BEGIN Input material

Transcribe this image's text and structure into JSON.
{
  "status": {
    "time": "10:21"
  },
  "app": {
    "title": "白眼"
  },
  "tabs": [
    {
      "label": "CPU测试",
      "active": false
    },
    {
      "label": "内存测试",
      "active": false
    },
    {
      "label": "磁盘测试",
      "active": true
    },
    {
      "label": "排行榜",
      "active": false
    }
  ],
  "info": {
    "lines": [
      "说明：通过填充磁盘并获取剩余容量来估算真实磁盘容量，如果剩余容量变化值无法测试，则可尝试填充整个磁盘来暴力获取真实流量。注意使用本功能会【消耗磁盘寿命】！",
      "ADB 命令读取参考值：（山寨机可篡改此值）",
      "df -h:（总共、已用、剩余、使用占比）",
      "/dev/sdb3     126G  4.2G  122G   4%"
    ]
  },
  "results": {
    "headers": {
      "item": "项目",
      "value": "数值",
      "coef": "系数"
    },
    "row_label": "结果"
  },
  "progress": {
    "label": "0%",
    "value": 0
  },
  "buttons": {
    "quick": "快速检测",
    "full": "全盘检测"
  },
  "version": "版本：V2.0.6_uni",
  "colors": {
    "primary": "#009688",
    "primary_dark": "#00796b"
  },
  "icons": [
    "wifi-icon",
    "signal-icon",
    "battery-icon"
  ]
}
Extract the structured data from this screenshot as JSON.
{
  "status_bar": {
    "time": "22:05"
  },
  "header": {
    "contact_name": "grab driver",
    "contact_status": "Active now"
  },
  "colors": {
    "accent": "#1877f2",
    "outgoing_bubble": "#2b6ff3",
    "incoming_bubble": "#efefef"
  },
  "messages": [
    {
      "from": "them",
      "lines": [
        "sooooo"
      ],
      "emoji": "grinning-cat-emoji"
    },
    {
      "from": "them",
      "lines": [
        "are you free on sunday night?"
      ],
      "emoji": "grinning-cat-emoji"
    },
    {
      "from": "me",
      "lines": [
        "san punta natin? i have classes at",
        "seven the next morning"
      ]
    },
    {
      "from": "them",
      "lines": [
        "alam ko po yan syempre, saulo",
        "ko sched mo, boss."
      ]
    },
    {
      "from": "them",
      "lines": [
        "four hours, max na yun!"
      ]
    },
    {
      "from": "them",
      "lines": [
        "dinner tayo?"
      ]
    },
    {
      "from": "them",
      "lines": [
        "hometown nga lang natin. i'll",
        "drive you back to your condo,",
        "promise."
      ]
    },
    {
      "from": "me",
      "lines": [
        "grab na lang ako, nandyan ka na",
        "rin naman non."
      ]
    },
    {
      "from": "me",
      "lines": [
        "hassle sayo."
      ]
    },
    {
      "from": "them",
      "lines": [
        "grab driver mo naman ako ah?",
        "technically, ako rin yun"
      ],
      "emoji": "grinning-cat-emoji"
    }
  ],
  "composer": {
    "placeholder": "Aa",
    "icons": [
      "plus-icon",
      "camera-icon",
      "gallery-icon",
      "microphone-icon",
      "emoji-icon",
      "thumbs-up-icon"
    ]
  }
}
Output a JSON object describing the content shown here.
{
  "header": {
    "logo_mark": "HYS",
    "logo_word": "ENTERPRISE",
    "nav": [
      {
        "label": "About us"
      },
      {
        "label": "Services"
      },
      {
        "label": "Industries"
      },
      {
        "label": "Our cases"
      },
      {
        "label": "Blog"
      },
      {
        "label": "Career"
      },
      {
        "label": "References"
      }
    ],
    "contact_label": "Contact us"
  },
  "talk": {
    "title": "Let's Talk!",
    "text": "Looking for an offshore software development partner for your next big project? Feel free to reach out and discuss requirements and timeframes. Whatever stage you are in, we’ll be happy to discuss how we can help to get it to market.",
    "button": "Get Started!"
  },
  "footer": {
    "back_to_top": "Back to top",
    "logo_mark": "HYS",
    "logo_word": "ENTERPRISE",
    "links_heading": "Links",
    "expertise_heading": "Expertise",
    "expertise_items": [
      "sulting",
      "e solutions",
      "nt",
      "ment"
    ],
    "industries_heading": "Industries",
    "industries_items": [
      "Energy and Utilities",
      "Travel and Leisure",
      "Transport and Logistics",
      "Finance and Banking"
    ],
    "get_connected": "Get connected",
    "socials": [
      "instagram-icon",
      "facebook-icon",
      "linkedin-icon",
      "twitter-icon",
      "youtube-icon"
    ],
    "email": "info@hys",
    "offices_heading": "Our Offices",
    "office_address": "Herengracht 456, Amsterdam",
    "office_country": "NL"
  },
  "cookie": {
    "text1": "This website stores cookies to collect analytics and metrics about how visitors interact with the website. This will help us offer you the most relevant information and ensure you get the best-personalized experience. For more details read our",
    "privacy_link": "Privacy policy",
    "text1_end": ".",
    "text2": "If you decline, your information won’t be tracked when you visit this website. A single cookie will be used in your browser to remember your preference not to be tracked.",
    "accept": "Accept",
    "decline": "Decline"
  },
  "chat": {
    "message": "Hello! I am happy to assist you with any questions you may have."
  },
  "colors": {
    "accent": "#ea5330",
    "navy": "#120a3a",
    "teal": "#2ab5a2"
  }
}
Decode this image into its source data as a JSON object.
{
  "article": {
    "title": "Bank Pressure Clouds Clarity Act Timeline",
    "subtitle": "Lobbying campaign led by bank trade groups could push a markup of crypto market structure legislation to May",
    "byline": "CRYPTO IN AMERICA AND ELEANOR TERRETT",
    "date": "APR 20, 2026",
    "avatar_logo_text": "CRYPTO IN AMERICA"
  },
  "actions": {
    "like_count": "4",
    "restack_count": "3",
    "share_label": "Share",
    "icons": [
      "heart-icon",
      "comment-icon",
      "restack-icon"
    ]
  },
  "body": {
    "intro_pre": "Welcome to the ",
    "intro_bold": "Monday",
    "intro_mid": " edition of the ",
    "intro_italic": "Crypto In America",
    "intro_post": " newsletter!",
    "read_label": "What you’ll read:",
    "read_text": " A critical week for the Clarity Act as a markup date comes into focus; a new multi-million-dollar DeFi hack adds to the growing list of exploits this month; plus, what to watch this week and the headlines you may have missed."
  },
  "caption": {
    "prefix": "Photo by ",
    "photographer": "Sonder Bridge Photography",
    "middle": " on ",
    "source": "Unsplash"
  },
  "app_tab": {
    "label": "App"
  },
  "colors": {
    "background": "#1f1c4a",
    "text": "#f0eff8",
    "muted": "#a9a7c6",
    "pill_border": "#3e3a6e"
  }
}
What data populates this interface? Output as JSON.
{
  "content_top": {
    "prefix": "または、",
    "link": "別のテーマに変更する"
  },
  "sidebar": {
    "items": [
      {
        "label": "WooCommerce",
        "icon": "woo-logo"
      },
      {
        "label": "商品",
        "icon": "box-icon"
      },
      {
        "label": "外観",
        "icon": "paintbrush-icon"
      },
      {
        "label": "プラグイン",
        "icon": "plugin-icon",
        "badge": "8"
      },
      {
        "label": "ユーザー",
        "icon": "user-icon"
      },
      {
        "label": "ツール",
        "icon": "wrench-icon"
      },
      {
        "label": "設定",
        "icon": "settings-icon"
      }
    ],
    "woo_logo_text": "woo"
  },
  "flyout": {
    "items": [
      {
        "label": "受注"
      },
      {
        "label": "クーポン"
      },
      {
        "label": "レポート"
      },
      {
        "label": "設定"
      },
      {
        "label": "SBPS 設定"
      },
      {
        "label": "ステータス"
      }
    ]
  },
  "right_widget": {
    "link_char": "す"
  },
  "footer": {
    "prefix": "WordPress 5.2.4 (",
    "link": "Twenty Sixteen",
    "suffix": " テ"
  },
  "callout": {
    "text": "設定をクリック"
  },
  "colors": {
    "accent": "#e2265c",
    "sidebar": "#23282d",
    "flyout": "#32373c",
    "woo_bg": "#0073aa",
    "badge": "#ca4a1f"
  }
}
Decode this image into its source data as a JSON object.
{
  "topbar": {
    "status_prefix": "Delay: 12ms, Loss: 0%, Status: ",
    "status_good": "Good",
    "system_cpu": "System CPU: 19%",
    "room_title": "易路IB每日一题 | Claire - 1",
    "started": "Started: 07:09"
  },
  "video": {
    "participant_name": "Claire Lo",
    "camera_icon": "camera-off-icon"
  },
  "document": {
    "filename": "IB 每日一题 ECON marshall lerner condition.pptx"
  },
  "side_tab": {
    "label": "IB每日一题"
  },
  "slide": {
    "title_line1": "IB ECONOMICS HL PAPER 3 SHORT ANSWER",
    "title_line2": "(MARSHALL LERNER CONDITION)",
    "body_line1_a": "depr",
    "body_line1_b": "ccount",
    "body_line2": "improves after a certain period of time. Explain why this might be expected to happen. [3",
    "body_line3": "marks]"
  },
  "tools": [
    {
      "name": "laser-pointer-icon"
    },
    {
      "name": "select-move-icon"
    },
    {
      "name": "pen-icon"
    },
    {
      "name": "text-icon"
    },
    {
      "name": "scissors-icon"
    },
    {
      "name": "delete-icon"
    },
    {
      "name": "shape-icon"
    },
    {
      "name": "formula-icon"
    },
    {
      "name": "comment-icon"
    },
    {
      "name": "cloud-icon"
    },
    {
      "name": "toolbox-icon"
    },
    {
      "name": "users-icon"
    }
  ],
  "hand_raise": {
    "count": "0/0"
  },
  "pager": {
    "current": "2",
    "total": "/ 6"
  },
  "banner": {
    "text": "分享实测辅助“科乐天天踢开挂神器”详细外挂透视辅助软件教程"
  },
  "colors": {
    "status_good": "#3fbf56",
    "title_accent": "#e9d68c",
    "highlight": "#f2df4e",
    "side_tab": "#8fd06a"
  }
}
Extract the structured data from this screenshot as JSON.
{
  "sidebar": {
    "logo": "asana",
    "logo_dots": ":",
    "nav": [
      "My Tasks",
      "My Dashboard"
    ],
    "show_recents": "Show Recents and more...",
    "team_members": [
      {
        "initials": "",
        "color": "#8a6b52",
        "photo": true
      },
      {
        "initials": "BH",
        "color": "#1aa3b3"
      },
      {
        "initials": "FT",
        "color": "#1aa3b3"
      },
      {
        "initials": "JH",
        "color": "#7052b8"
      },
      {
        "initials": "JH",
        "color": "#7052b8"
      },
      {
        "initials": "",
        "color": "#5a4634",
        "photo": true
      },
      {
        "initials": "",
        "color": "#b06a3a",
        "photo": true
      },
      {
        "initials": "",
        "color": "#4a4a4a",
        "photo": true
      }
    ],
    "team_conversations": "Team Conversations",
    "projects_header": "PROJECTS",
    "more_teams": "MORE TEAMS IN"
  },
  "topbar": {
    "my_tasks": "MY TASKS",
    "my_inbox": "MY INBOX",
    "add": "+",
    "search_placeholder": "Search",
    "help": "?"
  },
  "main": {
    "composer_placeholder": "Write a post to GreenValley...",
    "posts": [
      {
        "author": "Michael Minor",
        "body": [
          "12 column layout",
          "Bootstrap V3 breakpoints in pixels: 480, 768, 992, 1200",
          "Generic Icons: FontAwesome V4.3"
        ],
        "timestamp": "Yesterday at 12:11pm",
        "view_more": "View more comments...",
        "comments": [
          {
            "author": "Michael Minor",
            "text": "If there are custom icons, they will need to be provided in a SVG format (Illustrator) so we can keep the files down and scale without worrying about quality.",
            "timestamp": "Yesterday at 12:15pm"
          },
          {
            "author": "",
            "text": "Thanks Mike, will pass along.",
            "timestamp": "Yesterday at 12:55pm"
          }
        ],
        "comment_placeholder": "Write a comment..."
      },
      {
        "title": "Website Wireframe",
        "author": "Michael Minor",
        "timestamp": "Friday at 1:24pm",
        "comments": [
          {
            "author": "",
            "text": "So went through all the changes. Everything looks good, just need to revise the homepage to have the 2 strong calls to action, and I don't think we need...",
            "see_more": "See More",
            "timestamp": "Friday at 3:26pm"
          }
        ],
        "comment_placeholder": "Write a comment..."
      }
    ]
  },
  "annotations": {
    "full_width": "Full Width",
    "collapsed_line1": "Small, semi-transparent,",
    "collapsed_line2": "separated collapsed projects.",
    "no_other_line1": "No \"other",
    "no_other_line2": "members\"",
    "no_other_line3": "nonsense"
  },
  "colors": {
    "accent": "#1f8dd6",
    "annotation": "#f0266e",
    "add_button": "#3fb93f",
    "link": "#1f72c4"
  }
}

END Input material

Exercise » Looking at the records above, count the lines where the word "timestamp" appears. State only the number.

Result » 5